EnergiesNet.com 11 15 2022
Argentina has a $12 billion energy conundrum: what to do about state subsidies that keep prices at a minimum for two-thirds of consumers, a popular measure that is straining state coffers and a deal with the International Monetary Fund (IMF).
Those subsidies, that keep energy bills at under 15% of normal, will play a key role in a run-off presidential election on Sunday between Economy Minister Sergio Massa and libertarian outsider Javier Milei, who wants to “chainsaw” state spending.
Milei has said he will cut all subsidies, but admitted it would have to be done slowly. Massa, meanwhile, claims he would keep energy bills down, though needs to trim state spending to meet a target he has set to erase a deep fiscal deficit.
It is a tricky balancing act.
On one hand inflation is headed towards 185% by the end of the year, the latest central bank poll estimated, which has left voters angry at constantly rising prices and dragged two-fifths of the population into poverty. Subsidies help ease the pain.
Argentina, however, has a deep fiscal deficit, negative net dollar reserves and is playing a risky game of whack-a-mole with its debts to the IMF, bondholders, and more recently China. It badly needs to cut spending to get its finances in order.
“It is a challenge for whoever wins to reverse this situation,” said Emilio Apud, ex-energy secretary and a former director of state oil firm YPF (YPFD.BA) , who added that the issue was a remnant of decades of costly state intervention.
He admitted hiking energy bills was tough medicine in a society already hurting, but argued it needed to be done.

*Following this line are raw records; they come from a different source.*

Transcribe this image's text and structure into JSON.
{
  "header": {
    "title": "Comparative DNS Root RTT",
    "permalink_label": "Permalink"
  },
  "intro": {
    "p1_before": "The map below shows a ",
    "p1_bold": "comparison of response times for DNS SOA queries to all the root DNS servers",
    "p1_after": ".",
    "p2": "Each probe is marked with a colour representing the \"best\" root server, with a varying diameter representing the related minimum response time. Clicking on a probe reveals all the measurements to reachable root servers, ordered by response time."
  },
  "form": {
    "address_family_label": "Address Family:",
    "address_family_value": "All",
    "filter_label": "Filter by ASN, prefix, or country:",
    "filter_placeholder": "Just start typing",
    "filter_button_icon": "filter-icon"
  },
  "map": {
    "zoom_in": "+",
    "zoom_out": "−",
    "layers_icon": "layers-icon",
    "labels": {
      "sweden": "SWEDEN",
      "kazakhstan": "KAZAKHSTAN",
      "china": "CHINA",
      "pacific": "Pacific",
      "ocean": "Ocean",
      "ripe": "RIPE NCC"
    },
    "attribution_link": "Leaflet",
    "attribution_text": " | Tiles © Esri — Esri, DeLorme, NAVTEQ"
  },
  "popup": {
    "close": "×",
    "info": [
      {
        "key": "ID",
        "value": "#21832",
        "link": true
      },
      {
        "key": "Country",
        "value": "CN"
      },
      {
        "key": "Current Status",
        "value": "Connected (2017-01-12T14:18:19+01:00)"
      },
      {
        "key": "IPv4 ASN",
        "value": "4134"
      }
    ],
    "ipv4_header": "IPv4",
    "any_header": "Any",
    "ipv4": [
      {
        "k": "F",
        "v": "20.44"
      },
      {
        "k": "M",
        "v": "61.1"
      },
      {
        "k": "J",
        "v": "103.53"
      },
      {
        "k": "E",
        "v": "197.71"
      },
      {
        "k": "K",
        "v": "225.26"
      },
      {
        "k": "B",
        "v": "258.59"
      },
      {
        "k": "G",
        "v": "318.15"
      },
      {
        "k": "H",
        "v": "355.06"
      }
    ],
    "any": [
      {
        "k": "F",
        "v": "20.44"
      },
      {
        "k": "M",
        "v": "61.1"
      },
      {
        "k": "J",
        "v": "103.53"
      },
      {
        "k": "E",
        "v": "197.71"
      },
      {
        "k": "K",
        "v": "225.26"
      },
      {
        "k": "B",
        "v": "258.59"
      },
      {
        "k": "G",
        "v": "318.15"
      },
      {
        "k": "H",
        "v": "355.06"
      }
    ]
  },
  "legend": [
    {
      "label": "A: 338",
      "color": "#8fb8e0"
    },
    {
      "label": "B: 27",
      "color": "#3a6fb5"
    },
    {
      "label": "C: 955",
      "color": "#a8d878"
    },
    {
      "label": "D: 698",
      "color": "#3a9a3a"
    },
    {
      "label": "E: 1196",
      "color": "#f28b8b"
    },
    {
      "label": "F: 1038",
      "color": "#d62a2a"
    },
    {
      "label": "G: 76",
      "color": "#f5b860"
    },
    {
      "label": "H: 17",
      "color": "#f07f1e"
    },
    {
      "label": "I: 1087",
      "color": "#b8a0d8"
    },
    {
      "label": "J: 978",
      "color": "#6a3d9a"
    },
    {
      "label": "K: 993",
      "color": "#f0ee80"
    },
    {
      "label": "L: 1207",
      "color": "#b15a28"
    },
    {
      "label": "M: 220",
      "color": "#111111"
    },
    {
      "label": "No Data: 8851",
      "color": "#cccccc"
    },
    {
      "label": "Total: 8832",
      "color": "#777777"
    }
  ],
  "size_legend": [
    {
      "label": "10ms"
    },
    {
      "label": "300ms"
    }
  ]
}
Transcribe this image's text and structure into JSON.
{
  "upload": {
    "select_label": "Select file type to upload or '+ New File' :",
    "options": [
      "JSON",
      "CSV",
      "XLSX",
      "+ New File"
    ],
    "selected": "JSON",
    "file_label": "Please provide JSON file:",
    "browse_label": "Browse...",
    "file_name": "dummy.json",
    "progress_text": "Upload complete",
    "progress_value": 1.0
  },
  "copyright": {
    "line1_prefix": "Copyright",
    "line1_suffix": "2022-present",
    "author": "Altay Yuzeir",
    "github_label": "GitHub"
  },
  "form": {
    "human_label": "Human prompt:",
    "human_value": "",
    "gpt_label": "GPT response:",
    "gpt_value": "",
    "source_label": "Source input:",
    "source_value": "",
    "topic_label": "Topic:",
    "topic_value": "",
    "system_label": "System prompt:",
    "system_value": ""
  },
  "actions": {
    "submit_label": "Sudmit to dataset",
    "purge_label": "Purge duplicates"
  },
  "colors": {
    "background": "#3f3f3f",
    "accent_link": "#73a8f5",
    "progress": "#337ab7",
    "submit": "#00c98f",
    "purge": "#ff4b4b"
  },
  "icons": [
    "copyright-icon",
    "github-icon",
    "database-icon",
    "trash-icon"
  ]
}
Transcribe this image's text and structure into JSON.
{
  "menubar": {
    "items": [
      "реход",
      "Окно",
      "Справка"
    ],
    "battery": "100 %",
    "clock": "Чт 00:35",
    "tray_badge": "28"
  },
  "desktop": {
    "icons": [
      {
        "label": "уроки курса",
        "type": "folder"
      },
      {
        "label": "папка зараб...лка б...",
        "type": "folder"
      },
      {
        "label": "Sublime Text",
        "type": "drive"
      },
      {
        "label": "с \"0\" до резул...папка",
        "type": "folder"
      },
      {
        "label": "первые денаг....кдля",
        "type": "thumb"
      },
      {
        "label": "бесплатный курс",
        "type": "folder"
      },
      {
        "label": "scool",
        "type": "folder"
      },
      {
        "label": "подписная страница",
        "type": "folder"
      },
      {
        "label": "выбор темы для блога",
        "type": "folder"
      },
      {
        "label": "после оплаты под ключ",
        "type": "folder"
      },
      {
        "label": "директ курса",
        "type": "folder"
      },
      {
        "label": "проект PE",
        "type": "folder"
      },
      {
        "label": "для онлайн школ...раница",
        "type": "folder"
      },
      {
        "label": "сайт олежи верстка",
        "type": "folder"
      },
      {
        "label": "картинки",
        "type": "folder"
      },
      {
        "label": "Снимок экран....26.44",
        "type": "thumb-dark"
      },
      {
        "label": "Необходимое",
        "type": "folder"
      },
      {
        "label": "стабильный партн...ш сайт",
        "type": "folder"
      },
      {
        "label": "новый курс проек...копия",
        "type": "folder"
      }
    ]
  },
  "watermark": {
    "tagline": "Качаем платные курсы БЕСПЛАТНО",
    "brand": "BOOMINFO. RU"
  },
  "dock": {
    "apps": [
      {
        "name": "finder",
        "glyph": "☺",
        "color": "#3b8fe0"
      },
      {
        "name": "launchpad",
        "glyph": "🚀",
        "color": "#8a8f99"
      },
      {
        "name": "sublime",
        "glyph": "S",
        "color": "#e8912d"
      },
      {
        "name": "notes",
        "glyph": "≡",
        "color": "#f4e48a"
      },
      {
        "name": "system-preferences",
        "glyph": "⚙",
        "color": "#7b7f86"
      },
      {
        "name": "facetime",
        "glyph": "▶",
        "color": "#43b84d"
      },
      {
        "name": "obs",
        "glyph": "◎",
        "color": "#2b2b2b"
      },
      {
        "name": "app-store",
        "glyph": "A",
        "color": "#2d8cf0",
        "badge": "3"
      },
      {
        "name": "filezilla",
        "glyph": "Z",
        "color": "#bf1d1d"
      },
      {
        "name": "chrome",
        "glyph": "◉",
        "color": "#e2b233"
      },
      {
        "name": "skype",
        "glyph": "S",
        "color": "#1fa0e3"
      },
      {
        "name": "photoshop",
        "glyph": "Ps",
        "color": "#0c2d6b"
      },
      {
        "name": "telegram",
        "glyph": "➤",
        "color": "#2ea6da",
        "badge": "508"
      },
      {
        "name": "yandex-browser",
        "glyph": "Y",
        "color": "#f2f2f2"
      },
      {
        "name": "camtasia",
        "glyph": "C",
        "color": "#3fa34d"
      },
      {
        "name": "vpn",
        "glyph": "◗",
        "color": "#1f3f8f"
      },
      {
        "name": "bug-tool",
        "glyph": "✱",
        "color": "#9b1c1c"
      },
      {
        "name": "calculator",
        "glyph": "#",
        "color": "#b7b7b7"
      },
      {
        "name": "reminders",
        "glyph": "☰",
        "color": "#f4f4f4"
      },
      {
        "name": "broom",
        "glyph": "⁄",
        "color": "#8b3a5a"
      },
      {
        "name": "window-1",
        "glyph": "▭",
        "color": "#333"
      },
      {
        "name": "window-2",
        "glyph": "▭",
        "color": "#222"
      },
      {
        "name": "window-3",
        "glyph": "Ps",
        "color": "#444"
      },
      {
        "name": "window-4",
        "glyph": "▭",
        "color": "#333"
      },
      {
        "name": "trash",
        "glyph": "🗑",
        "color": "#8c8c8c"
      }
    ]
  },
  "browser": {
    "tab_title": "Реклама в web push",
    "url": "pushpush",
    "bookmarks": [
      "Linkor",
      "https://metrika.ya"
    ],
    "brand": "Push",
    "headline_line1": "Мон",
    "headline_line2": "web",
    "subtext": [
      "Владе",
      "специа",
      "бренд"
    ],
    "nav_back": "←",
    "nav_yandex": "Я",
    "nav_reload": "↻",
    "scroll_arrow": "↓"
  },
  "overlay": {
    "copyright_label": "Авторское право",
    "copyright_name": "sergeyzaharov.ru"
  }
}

“If you increase energy prices today, there is an inflationary peak and it’s over. If you don’t, inflation continues its upward curve without limit,” he said.
Economists and energy analysts generally agree that the country, which has the world’s second largest shale gas reserves and fourth for shale oil in the huge Vaca Muerta formation, needs to cut back subsidies that were near 2% of GDP last year.
Data from consulting firm Aleph Energy show they were $12.4 billion in 2022 and already over $8 billion up till September this year.
Daniel Dreizzen, director of Aleph and a former secretary of energy planning, said ironically the subsidies fanned inflation as they were often funded by the central bank printing money.
“All these subsidies – last year 1.9% of GDP – are financed with monetary emission. That ends up being paid in some way by the entire population via inflation,” said Dreizzen.
‘SUBSIDIES WON’T DISAPPEAR’
Energy prices have become central in the election campaign.
Peronist Massa has alleged that under Milei monthly electricity bills would skyrocket from around 5,000 pesos ($14 at the official exchange rate) to 15,000 pesos. He has said train and bus fares would rise even more sharply.
The left-leaning Peronists have a history of subsidizing energy costs, controversial amid years of economic crisis, debt defaults and failed programs with the IMF. Conservative leader Mauricio Macri (2015-19) cut energy subsidies back.
Currently higher-income residents pay about 80% of cost, making up around one-third of the total. The rest of the population pay 15% or 10% for the most vulnerable sectors.
Milei did not respond to a request for comment, but a source from his team denied subsidies would simply vanish.
“Subsidies won’t disappear, nor will rates be at levels that people cannot pay,” a source from Milei’s team told Reuters, asking not to be named. “What the state has to ensure is that the subsidy money is received by whoever really needs it.”
The third largest economy in Latin America is making a big bet on its shale region Vaca Muerta, hoping that by boosting production it can cut reliance on costly imports and even start exporting more to bring in dollars. A government-set lower local oil price does however dampen investment, energy firms said.
Both Massa and Milei have highlighted the potential of Vaca Muerta, with Massa pushing plans to boost production, add pipelines, and eventually liquefied natural gas (LNG) exports. Milei has spoken about privatizing parts of state firm YPF.
“No one doubts that Argentina can be a great energy exporter,” said Aleph’s Dreizzen, adding it could reach an energy trade surplus of $3.3 billion next year. “But the tariff angle is a sensitive issue in a country that has over 40% poverty.”
Raquel Ramírez, a 59-year-old manager of a confectionery shop in Buenos Aires, said she doubted Milei would get rid of the subsidies. She focused her on anger on inflation.
“I don’t think Milei will eliminate all subsidies,” she said, adding she would likely vote for him for a “change”.
“I just can’t vote for Massa. He has been minister for more than a year and prices are increasing every day. I can’t buy even a kilo of tomatoes and it’s hard to pay my insurance.”
Reporting by Eliana Raszewski; Editing by Adam Jourdan and Marguerita Choy
euters.com 11 15 2023